GOAL OF THE EXERCISE: Give the data below again, word for word.

[TASK DATA Boundary: Start]

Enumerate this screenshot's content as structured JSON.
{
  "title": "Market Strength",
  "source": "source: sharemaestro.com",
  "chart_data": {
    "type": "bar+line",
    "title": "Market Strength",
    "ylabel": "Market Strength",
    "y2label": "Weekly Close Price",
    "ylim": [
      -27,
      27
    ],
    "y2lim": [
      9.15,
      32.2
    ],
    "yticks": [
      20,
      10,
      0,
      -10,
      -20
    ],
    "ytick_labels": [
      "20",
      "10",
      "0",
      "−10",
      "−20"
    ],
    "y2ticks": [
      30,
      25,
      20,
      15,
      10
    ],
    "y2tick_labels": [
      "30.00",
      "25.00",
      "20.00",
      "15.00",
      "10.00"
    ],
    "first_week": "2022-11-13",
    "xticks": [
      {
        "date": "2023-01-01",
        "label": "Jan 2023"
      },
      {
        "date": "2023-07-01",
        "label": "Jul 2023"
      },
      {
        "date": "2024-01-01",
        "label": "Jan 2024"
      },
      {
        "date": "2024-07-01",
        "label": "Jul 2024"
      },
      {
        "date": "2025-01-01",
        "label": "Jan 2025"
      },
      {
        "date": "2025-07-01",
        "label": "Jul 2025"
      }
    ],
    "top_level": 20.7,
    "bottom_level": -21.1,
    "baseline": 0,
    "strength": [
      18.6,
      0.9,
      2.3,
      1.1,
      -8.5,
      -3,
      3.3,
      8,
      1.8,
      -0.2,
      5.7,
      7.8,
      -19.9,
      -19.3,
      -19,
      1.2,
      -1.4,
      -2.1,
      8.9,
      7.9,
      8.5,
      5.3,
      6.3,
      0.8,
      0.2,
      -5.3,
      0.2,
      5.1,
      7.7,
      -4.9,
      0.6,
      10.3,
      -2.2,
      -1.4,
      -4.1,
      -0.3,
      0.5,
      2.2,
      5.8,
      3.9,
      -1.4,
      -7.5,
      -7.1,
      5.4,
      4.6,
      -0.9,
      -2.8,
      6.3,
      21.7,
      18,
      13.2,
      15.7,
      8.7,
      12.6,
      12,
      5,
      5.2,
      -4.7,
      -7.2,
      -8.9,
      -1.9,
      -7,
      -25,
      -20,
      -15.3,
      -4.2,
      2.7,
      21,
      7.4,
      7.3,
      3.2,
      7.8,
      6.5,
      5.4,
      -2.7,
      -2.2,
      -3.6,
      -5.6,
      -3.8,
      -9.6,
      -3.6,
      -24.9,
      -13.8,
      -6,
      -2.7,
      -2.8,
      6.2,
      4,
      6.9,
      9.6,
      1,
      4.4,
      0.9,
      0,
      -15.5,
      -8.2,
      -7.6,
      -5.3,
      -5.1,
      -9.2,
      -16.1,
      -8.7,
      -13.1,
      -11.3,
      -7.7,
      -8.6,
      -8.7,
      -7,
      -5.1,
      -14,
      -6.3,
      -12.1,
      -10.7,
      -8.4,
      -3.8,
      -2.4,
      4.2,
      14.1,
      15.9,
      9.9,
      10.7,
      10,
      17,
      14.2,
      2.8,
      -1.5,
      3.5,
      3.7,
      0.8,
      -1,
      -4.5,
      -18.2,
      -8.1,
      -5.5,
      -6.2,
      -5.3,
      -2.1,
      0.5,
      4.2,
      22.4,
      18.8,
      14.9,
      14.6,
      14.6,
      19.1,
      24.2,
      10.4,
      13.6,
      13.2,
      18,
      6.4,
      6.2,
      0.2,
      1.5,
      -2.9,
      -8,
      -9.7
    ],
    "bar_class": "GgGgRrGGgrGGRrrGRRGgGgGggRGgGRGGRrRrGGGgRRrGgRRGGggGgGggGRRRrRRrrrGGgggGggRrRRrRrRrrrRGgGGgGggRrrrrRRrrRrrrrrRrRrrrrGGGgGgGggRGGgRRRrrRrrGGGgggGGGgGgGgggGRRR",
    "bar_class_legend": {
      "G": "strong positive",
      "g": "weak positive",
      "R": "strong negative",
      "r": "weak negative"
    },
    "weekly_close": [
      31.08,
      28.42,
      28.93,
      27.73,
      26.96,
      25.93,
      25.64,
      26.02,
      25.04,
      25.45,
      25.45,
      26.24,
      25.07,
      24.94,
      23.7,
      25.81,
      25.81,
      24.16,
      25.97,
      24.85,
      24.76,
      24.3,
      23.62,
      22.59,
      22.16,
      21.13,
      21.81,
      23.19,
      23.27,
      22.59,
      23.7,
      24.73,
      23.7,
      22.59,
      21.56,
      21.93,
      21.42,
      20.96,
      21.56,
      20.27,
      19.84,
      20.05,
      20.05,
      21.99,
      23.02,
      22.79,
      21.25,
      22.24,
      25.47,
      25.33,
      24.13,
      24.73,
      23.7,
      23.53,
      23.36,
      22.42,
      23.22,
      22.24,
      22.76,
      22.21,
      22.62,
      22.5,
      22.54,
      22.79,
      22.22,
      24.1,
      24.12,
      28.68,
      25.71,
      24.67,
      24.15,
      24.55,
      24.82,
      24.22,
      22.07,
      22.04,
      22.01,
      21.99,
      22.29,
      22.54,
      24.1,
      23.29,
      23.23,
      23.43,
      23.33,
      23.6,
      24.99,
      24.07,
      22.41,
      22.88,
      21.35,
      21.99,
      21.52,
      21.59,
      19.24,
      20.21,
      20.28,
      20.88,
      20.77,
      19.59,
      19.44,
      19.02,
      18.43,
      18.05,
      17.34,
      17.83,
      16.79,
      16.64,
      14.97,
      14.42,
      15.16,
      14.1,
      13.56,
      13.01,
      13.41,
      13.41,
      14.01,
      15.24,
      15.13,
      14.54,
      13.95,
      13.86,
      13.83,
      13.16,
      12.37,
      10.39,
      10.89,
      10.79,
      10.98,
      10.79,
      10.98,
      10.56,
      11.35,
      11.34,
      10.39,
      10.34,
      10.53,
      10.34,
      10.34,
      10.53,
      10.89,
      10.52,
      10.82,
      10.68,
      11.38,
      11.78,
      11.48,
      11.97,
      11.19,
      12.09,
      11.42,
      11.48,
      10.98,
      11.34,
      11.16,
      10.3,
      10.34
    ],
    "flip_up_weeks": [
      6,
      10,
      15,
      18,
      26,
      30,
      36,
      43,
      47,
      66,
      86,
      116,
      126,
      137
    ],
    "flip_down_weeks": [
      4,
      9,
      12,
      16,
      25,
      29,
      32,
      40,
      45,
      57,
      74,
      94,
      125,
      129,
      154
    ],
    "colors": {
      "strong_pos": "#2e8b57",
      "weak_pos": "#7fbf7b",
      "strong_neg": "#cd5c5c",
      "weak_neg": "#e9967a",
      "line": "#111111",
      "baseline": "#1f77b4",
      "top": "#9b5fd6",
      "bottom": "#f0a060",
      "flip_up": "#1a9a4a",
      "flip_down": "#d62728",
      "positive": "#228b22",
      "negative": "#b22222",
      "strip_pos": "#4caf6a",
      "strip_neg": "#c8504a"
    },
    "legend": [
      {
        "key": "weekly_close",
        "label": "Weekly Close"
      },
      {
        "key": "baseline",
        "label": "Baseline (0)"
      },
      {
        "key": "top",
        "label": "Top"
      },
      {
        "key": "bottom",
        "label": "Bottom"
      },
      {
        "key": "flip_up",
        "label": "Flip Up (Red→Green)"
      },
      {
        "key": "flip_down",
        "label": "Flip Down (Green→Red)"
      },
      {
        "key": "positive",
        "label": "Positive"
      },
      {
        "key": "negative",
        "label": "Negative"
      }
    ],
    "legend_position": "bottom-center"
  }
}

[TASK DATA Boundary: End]

WRITTEN ANSWER:
Enumerate this screenshot's content as structured JSON.
{
  "title": "Market Strength",
  "source": "source: sharemaestro.com",
  "chart_data": {
    "type": "bar+line",
    "title": "Market Strength",
    "ylabel": "Market Strength",
    "y2label": "Weekly Close Price",
    "ylim": [
      -27,
      27
    ],
    "y2lim": [
      9.15,
      32.2
    ],
    "yticks": [
      20,
      10,
      0,
      -10,
      -20
    ],
    "ytick_labels": [
      "20",
      "10",
      "0",
      "−10",
      "−20"
    ],
    "y2ticks": [
      30,
      25,
      20,
      15,
      10
    ],
    "y2tick_labels": [
      "30.00",
      "25.00",
      "20.00",
      "15.00",
      "10.00"
    ],
    "first_week": "2022-11-13",
    "xticks": [
      {
        "date": "2023-01-01",
        "label": "Jan 2023"
      },
      {
        "date": "2023-07-01",
        "label": "Jul 2023"
      },
      {
        "date": "2024-01-01",
        "label": "Jan 2024"
      },
      {
        "date": "2024-07-01",
        "label": "Jul 2024"
      },
      {
        "date": "2025-01-01",
        "label": "Jan 2025"
      },
      {
        "date": "2025-07-01",
        "label": "Jul 2025"
      }
    ],
    "top_level": 20.7,
    "bottom_level": -21.1,
    "baseline": 0,
    "strength": [
      18.6,
      0.9,
      2.3,
      1.1,
      -8.5,
      -3,
      3.3,
      8,
      1.8,
      -0.2,
      5.7,
      7.8,
      -19.9,
      -19.3,
      -19,
      1.2,
      -1.4,
      -2.1,
      8.9,
      7.9,
      8.5,
      5.3,
      6.3,
      0.8,
      0.2,
      -5.3,
      0.2,
      5.1,
      7.7,
      -4.9,
      0.6,
      10.3,
      -2.2,
      -1.4,
      -4.1,
      -0.3,
      0.5,
      2.2,
      5.8,
      3.9,
      -1.4,
      -7.5,
      -7.1,
      5.4,
      4.6,
      -0.9,
      -2.8,
      6.3,
      21.7,
      18,
      13.2,
      15.7,
      8.7,
      12.6,
      12,
      5,
      5.2,
      -4.7,
      -7.2,
      -8.9,
      -1.9,
      -7,
      -25,
      -20,
      -15.3,
      -4.2,
      2.7,
      21,
      7.4,
      7.3,
      3.2,
      7.8,
      6.5,
      5.4,
      -2.7,
      -2.2,
      -3.6,
      -5.6,
      -3.8,
      -9.6,
      -3.6,
      -24.9,
      -13.8,
      -6,
      -2.7,
      -2.8,
      6.2,
      4,
      6.9,
      9.6,
      1,
      4.4,
      0.9,
      0,
      -15.5,
      -8.2,
      -7.6,
      -5.3,
      -5.1,
      -9.2,
      -16.1,
      -8.7,
      -13.1,
      -11.3,
      -7.7,
      -8.6,
      -8.7,
      -7,
      -5.1,
      -14,
      -6.3,
      -12.1,
      -10.7,
      -8.4,
      -3.8,
      -2.4,
      4.2,
      14.1,
      15.9,
      9.9,
      10.7,
      10,
      17,
      14.2,
      2.8,
      -1.5,
      3.5,
      3.7,
      0.8,
      -1,
      -4.5,
      -18.2,
      -8.1,
      -5.5,
      -6.2,
      -5.3,
      -2.1,
      0.5,
      4.2,
      22.4,
      18.8,
      14.9,
      14.6,
      14.6,
      19.1,
      24.2,
      10.4,
      13.6,
      13.2,
      18,
      6.4,
      6.2,
      0.2,
      1.5,
      -2.9,
      -8,
      -9.7
    ],
    "bar_class": "GgGgRrGGgrGGRrrGRRGgGgGggRGgGRGGRrRrGGGgRRrGgRRGGggGgGggGRRRrRRrrrGGgggGggRrRRrRrRrrrRGgGGgGggRrrrrRRrrRrrrrrRrRrrrrGGGgGgGggRGGgRRRrrRrrGGGgggGGGgGgGgggGRRR",
    "bar_class_legend": {
      "G": "strong positive",
      "g": "weak positive",
      "R": "strong negative",
      "r": "weak negative"
    },
    "weekly_close": [
      31.08,
      28.42,
      28.93,
      27.73,
      26.96,
      25.93,
      25.64,
      26.02,
      25.04,
      25.45,
      25.45,
      26.24,
      25.07,
      24.94,
      23.7,
      25.81,
      25.81,
      24.16,
      25.97,
      24.85,
      24.76,
      24.3,
      23.62,
      22.59,
      22.16,
      21.13,
      21.81,
      23.19,
      23.27,
      22.59,
      23.7,
      24.73,
      23.7,
      22.59,
      21.56,
      21.93,
      21.42,
      20.96,
      21.56,
      20.27,
      19.84,
      20.05,
      20.05,
      21.99,
      23.02,
      22.79,
      21.25,
      22.24,
      25.47,
      25.33,
      24.13,
      24.73,
      23.7,
      23.53,
      23.36,
      22.42,
      23.22,
      22.24,
      22.76,
      22.21,
      22.62,
      22.5,
      22.54,
      22.79,
      22.22,
      24.1,
      24.12,
      28.68,
      25.71,
      24.67,
      24.15,
      24.55,
      24.82,
      24.22,
      22.07,
      22.04,
      22.01,
      21.99,
      22.29,
      22.54,
      24.1,
      23.29,
      23.23,
      23.43,
      23.33,
      23.6,
      24.99,
      24.07,
      22.41,
      22.88,
      21.35,
      21.99,
      21.52,
      21.59,
      19.24,
      20.21,
      20.28,
      20.88,
      20.77,
      19.59,
      19.44,
      19.02,
      18.43,
      18.05,
      17.34,
      17.83,
      16.79,
      16.64,
      14.97,
      14.42,
      15.16,
      14.1,
      13.56,
      13.01,
      13.41,
      13.41,
      14.01,
      15.24,
      15.13,
      14.54,
      13.95,
      13.86,
      13.83,
      13.16,
      12.37,
      10.39,
      10.89,
      10.79,
      10.98,
      10.79,
      10.98,
      10.56,
      11.35,
      11.34,
      10.39,
      10.34,
      10.53,
      10.34,
      10.34,
      10.53,
      10.89,
      10.52,
      10.82,
      10.68,
      11.38,
      11.78,
      11.48,
      11.97,
      11.19,
      12.09,
      11.42,
      11.48,
      10.98,
      11.34,
      11.16,
      10.3,
      10.34
    ],
    "flip_up_weeks": [
      6,
      10,
      15,
      18,
      26,
      30,
      36,
      43,
      47,
      66,
      86,
      116,
      126,
      137
    ],
    "flip_down_weeks": [
      4,
      9,
      12,
      16,
      25,
      29,
      32,
      40,
      45,
      57,
      74,
      94,
      125,
      129,
      154
    ],
    "colors": {
      "strong_pos": "#2e8b57",
      "weak_pos": "#7fbf7b",
      "strong_neg": "#cd5c5c",
      "weak_neg": "#e9967a",
      "line": "#111111",
      "baseline": "#1f77b4",
      "top": "#9b5fd6",
      "bottom": "#f0a060",
      "flip_up": "#1a9a4a",
      "flip_down": "#d62728",
      "positive": "#228b22",
      "negative": "#b22222",
      "strip_pos": "#4caf6a",
      "strip_neg": "#c8504a"
    },
    "legend": [
      {
        "key": "weekly_close",
        "label": "Weekly Close"
      },
      {
        "key": "baseline",
        "label": "Baseline (0)"
      },
      {
        "key": "top",
        "label": "Top"
      },
      {
        "key": "bottom",
        "label": "Bottom"
      },
      {
        "key": "flip_up",
        "label": "Flip Up (Red→Green)"
      },
      {
        "key": "flip_down",
        "label": "Flip Down (Green→Red)"
      },
      {
        "key": "positive",
        "label": "Positive"
      },
      {
        "key": "negative",
        "label": "Negative"
      }
    ],
    "legend_position": "bottom-center"
  }
}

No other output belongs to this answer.